What did we achieve?

  • We were able to change focused pieces of the large object without deep prop drilling of any onChange functions
  • We managed “global” state within the application while keeping the interfaces resembling React.

Important Tips!

  • The starting atom (root node) must be a writable atom. This helps when derived atoms need to write back changed information
  • Atoms created within a render should be memoized or else you will have too many re-renders and most likely React will throw an error stating this exactly.

Thanks for reading!

Have you had this problem before?

Let me know if you have done this with jotai before and what solutions you came up with.

Always looking to learn more!

Top comments (2)

zjeff222 profile image
JF • Edited

Nice article! I was hoping to optimize re-renders with focused atoms but it seams it does not do that, from what I could test with your code. So it was useful but I'm still looking for a solution.

I just realized that the top level component was using "useAtom" with the whole atom for monitoring purposes. All components were then re-rendering each time one was updated. This is expected behaviour considering the subscription to the atom.
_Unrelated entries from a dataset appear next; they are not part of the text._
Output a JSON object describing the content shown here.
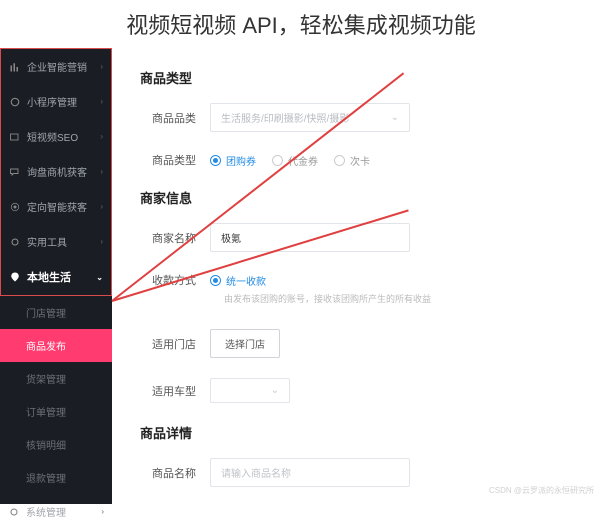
{
  "page_title": "视频短视频 API，轻松集成视频功能",
  "sidebar": {
    "items": [
      {
        "icon": "bars-icon",
        "label": "企业智能营销"
      },
      {
        "icon": "cube-icon",
        "label": "小程序管理"
      },
      {
        "icon": "seo-icon",
        "label": "短视频SEO"
      },
      {
        "icon": "chat-icon",
        "label": "询盘商机获客"
      },
      {
        "icon": "target-icon",
        "label": "定向智能获客"
      },
      {
        "icon": "gear-icon",
        "label": "实用工具"
      },
      {
        "icon": "location-icon",
        "label": "本地生活"
      }
    ],
    "sub_items": [
      "门店管理",
      "商品发布",
      "货架管理",
      "订单管理",
      "核销明细",
      "退款管理"
    ],
    "selected_sub": "商品发布",
    "bottom_item": {
      "icon": "gear-icon",
      "label": "系统管理"
    }
  },
  "sections": {
    "product_type": {
      "title": "商品类型"
    },
    "merchant_info": {
      "title": "商家信息"
    },
    "product_detail": {
      "title": "商品详情"
    }
  },
  "form": {
    "category": {
      "label": "商品品类",
      "placeholder": "生活服务/印刷摄影/快照/摄影"
    },
    "product_type": {
      "label": "商品类型",
      "options": [
        "团购券",
        "代金券",
        "次卡"
      ],
      "selected": "团购券"
    },
    "merchant_name": {
      "label": "商家名称",
      "value": "极氪"
    },
    "payment": {
      "label": "收款方式",
      "options": [
        "统一收款"
      ],
      "selected": "统一收款",
      "helper": "由发布该团购的账号，接收该团购所产生的所有收益"
    },
    "store": {
      "label": "适用门店",
      "button": "选择门店"
    },
    "car_type": {
      "label": "适用车型"
    },
    "product_name": {
      "label": "商品名称",
      "placeholder": "请输入商品名称"
    }
  },
  "watermark": "CSDN @云罗派的永恒研究所"
}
When removing this I can see that focused atoms will not trigger other focused atoms when updated.

arivera618 profile image

I'd like to see this in typescript.